(Records supplied)

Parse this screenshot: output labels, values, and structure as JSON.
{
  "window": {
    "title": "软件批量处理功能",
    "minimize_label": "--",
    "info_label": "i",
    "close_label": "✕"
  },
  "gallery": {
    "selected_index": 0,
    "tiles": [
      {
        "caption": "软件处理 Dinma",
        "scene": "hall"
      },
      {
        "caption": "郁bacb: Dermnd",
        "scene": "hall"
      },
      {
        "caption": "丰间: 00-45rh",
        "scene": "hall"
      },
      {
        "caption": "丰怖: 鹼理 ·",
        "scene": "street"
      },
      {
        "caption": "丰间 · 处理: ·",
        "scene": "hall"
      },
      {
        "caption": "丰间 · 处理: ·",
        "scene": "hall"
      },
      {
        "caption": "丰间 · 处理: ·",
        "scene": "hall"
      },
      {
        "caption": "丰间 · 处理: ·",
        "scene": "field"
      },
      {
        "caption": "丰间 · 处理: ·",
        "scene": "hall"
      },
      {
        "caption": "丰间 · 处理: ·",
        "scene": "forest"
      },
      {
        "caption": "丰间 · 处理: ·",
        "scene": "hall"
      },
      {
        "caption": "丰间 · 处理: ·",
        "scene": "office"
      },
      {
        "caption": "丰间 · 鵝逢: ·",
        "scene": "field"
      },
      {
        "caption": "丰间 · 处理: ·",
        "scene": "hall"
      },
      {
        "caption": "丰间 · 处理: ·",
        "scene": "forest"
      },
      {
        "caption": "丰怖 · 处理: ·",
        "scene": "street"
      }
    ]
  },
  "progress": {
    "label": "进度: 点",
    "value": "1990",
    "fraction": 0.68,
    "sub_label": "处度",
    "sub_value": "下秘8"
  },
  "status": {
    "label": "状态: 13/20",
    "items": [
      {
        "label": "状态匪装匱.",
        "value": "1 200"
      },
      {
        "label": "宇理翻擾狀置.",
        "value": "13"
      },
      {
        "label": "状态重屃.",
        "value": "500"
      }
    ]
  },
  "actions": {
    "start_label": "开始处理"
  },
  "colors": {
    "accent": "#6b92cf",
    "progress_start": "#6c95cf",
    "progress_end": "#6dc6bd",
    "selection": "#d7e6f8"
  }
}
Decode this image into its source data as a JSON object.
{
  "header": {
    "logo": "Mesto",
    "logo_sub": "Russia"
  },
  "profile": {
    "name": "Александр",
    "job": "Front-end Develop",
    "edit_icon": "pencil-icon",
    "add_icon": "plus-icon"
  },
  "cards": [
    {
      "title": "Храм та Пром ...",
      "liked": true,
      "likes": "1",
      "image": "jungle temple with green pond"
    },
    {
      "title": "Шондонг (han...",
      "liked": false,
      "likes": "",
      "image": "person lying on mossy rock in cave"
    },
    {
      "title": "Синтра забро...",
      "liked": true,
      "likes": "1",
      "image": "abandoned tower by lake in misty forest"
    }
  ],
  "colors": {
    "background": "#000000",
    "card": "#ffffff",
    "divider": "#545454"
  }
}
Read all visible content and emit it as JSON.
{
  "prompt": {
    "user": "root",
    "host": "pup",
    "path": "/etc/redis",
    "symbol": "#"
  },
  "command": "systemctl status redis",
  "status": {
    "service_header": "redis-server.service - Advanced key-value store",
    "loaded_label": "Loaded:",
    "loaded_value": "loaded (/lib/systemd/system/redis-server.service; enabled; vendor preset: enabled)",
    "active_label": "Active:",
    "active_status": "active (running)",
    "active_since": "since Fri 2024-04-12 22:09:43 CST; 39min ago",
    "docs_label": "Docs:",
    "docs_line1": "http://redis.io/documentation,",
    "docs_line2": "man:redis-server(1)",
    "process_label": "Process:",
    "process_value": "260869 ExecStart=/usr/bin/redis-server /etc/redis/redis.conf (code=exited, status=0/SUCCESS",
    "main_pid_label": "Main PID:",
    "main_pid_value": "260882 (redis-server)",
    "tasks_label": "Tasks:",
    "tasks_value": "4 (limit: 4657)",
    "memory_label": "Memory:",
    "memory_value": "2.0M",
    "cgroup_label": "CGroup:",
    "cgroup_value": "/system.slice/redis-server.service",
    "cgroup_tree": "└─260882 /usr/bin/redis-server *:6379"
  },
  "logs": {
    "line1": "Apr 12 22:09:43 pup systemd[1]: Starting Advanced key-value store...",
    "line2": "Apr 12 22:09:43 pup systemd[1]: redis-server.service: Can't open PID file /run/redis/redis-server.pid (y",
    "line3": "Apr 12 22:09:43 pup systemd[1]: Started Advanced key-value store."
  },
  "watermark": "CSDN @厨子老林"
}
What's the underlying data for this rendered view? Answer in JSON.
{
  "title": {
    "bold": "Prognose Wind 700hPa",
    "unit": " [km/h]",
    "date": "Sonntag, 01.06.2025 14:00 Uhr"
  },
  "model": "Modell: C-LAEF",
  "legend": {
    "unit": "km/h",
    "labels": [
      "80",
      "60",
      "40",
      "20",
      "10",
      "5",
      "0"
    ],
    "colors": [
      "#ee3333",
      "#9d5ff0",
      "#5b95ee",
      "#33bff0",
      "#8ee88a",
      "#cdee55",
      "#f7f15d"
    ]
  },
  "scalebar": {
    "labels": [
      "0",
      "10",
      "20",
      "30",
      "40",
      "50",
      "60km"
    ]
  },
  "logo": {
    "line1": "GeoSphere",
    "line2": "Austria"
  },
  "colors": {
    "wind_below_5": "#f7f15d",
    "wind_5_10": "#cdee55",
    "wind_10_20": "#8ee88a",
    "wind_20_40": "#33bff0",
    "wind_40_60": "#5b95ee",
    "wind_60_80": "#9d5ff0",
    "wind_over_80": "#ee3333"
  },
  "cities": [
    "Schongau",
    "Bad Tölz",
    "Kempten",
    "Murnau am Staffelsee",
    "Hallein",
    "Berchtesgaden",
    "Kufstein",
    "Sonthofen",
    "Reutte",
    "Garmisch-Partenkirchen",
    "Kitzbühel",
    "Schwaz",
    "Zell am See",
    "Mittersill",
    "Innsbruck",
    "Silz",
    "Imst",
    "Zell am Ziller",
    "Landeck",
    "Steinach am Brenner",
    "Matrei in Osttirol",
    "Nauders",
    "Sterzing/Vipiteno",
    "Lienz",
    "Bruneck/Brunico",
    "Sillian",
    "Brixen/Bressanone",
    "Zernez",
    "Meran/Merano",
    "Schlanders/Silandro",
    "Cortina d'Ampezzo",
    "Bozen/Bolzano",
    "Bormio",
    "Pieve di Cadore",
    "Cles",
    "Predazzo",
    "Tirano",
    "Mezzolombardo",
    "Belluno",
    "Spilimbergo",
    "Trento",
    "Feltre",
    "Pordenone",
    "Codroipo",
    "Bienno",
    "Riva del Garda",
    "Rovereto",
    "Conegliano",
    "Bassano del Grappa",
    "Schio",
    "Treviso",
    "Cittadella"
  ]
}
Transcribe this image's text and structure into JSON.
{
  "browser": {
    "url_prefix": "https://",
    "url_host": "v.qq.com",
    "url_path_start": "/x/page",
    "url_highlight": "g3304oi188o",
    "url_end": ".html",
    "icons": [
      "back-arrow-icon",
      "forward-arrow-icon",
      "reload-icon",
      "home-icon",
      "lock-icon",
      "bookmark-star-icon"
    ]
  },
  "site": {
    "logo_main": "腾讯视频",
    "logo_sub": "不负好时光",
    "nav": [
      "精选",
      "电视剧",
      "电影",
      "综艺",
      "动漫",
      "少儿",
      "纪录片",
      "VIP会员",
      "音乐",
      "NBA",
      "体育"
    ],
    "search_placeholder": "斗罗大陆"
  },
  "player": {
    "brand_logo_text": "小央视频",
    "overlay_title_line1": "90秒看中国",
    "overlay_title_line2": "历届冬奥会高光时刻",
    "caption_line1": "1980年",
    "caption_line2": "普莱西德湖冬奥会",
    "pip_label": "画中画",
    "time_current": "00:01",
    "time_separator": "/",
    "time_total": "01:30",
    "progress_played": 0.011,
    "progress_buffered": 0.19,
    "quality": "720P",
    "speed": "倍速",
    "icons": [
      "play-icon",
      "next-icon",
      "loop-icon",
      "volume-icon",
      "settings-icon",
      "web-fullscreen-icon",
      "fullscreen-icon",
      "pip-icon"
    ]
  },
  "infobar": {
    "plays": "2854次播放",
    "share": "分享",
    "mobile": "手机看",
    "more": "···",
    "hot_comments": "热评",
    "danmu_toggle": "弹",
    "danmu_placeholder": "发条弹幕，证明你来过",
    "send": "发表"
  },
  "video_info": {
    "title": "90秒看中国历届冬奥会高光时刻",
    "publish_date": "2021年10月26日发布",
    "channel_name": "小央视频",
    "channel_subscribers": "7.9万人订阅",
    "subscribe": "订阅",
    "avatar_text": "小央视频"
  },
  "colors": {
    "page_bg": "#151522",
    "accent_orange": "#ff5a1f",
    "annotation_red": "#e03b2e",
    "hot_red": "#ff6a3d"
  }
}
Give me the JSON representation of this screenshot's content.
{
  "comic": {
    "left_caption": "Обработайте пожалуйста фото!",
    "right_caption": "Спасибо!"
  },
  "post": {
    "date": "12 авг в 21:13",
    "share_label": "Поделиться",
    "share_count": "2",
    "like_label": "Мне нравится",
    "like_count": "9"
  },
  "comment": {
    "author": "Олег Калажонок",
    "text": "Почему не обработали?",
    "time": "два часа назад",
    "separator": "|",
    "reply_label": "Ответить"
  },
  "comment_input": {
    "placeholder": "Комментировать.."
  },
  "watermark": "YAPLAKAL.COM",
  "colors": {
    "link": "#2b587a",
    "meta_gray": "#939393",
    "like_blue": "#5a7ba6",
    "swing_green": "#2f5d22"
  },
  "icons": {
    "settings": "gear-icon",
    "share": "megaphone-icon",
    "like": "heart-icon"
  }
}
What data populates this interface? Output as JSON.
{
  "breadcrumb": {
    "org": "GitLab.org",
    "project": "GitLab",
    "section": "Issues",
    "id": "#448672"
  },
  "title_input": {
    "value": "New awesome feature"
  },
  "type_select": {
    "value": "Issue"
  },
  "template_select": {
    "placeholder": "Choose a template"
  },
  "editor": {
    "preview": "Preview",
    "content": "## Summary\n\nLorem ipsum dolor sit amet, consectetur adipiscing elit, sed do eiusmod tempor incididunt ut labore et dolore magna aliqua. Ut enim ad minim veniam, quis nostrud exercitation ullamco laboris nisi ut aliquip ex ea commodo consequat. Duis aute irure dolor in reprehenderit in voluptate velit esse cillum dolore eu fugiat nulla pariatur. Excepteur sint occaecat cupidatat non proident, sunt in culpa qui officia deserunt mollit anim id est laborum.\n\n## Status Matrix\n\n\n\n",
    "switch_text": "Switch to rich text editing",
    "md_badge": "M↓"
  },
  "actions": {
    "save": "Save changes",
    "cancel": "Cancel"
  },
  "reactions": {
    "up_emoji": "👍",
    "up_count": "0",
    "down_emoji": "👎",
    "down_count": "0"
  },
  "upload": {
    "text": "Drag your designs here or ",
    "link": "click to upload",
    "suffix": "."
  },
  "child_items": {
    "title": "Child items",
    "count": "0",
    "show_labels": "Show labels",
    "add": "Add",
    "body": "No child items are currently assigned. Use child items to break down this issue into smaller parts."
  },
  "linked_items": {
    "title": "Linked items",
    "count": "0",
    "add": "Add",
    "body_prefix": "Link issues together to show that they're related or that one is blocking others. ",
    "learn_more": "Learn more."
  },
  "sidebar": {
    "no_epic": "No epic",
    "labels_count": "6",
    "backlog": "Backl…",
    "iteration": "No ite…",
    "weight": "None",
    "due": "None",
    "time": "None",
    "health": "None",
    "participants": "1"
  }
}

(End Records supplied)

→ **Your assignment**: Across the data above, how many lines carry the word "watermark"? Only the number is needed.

→ **Response to this exercise**: 2